Tony Montana (the sensational Al Pacino) is something of a gangster Macbeth. He walks over the dead to his goal: power and wealth. “On the dead” in the literal sense. Many people will also die so that Montana can keep its conquered empire. An emigrant from Cuba rises higher and higher in the criminal world, but takes over the power he desires, liquidating his employer, mafia boss Frank Lopez. The conflict also becomes a woman, whom Montana tries to steal from Frank, which leads to a split not only in the sphere of interests. Lopez orders the murder of a competitor who manages to survive the assassination attempt and now intends to talk to his former boss. As a rule, executions as a result of gangster feuds are lightning fast: shooting, a bullet in the head or a bomb in a car, and the immediate disappearance of the attackers. It’s different here. Montana decides to deal with Lopez and Bernstein, a corrupt DEA agent, openly, face to face.
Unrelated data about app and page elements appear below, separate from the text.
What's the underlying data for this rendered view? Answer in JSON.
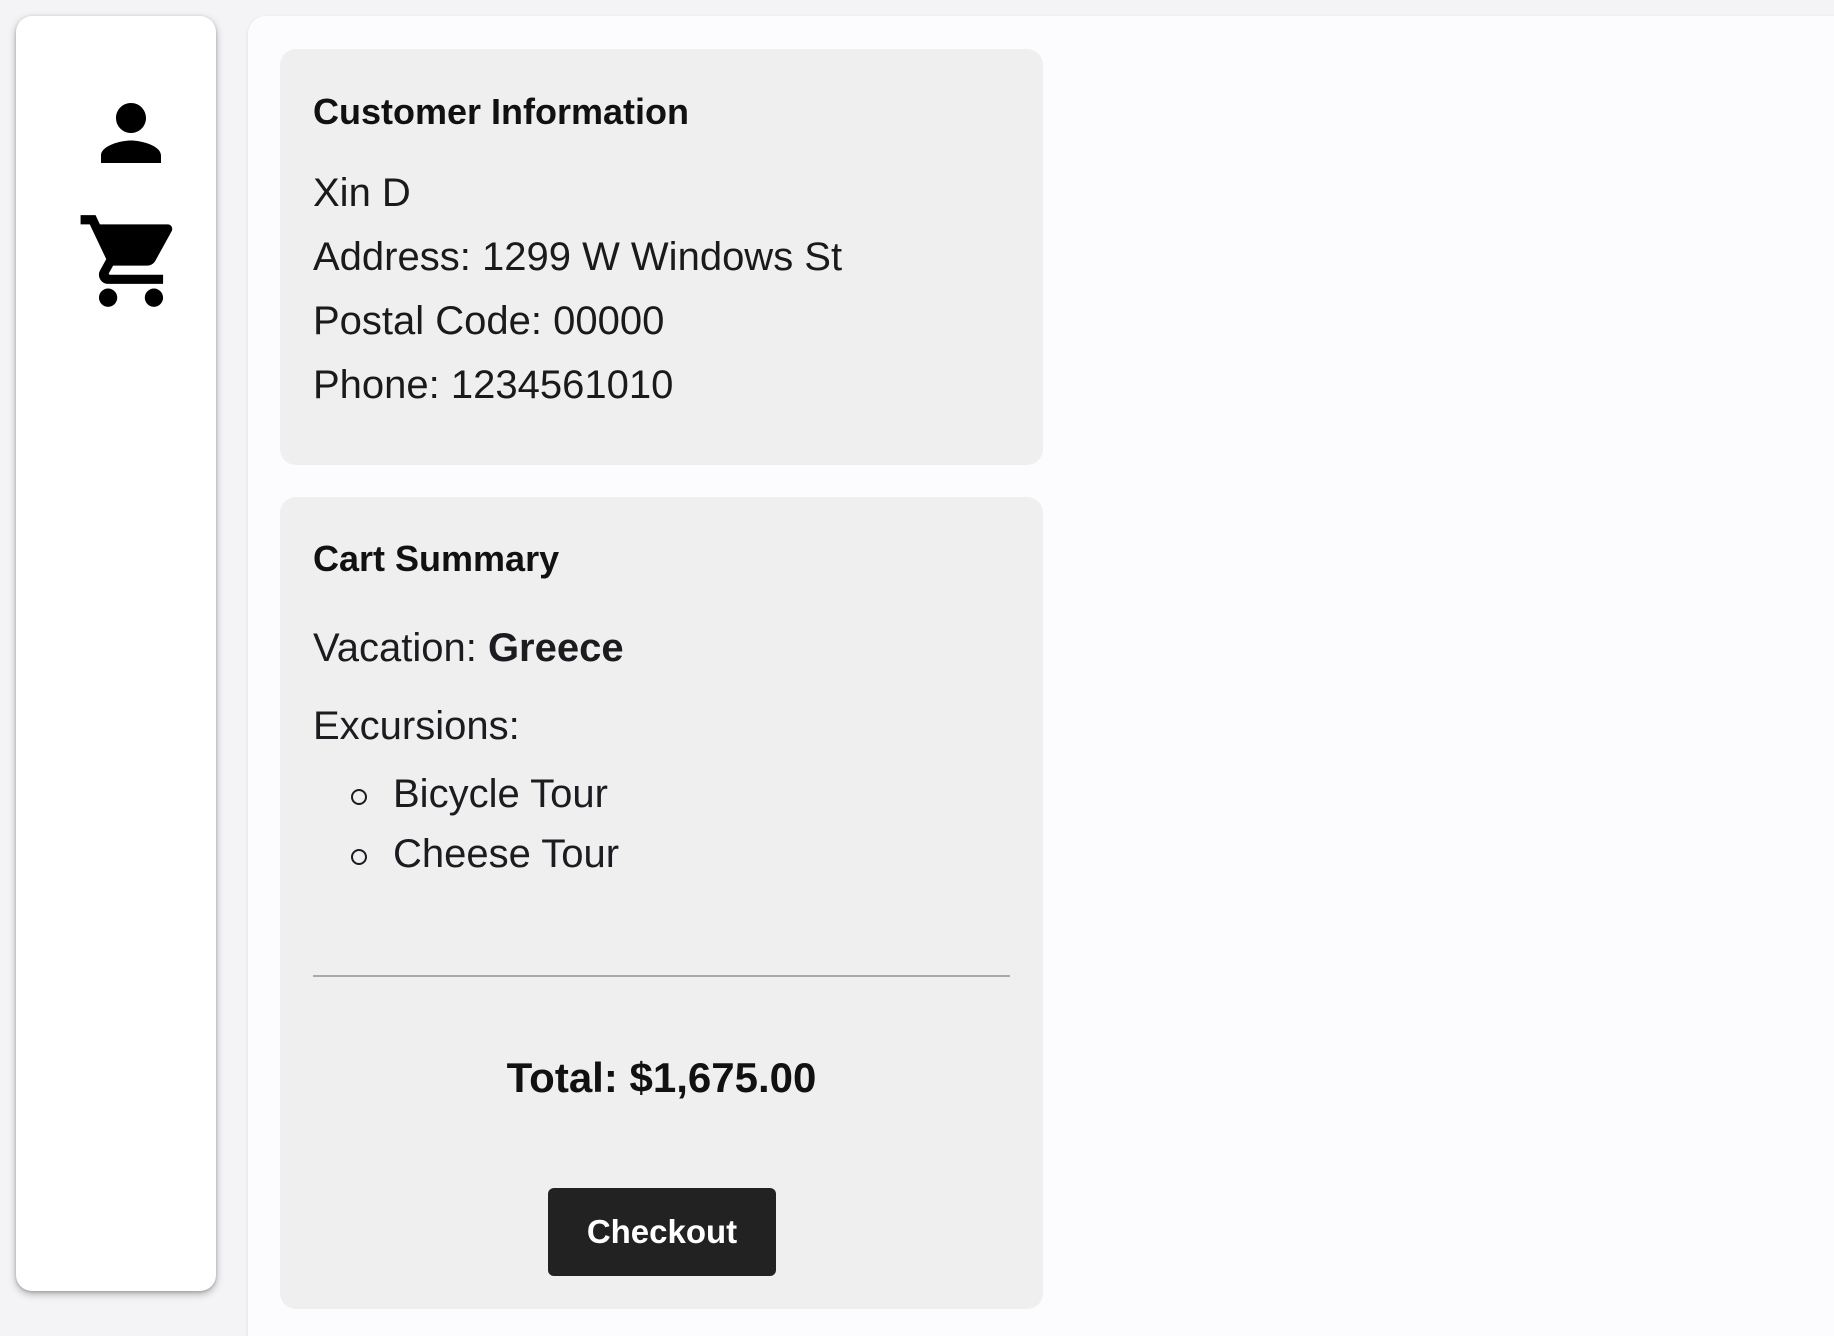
{
  "nav": {
    "items": [
      {
        "icon": "person-icon"
      },
      {
        "icon": "shopping-cart-icon"
      }
    ]
  },
  "customer_card": {
    "title": "Customer Information",
    "name": "Xin D",
    "address": "Address: 1299 W Windows St",
    "postal_code": "Postal Code: 00000",
    "phone": "Phone: 1234561010"
  },
  "cart_card": {
    "title": "Cart Summary",
    "vacation_label": "Vacation:",
    "vacation_name": "Greece",
    "excursions_label": "Excursions:",
    "excursions": [
      "Bicycle Tour",
      "Cheese Tour"
    ],
    "total": "Total: $1,675.00",
    "checkout_label": "Checkout"
  },
  "colors": {
    "page_background": "#f4f3f6",
    "card_background": "#efefef",
    "button_background": "#222222",
    "button_text": "#ffffff"
  }
}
First, he makes sure that Lopez is behind the assassination, then breaks his character, causing his former employer to beg him for clemency. However, Montana is sure of his intention, so there is no question of concessions. He orders his friend Manny Ribera to shoot Frank. Now it’s Bernstein’s turn. However, he does not show remorse like Frank. Tony repays him handsomely for attempting costly blackmail with a tacit arrangement with Lopez. The second equally groundbreaking murder scene in this film is Manny’s death at the hands of Montana. As the Cuban empire crumbles, his paranoia grows stronger. Tony learns from his mother that his sister Gina is living with a stranger with whom he is having an affair. Possessive, cocaine driven Montana arrives at the house indicated. The door is opened for him by Manny, who does not hide his joy at the sight of his friend. But when Montana spots Gina in a bathrobe, he pulls the trigger in a fit of anger, dropping Ribera dead without any chance of explanation. It turns out that Gina and Manolo fell in love and got married secretly. Killing a friend seals Montana’s downfall on just about every level. This is a testimony to a complete loss of control over a situation straight from ancient tragedies. Of similar memorable moments in gangster cinema, it is worth mentioning the scene where Tommy DeVito suddenly shoots a young waiter in Goodfellas.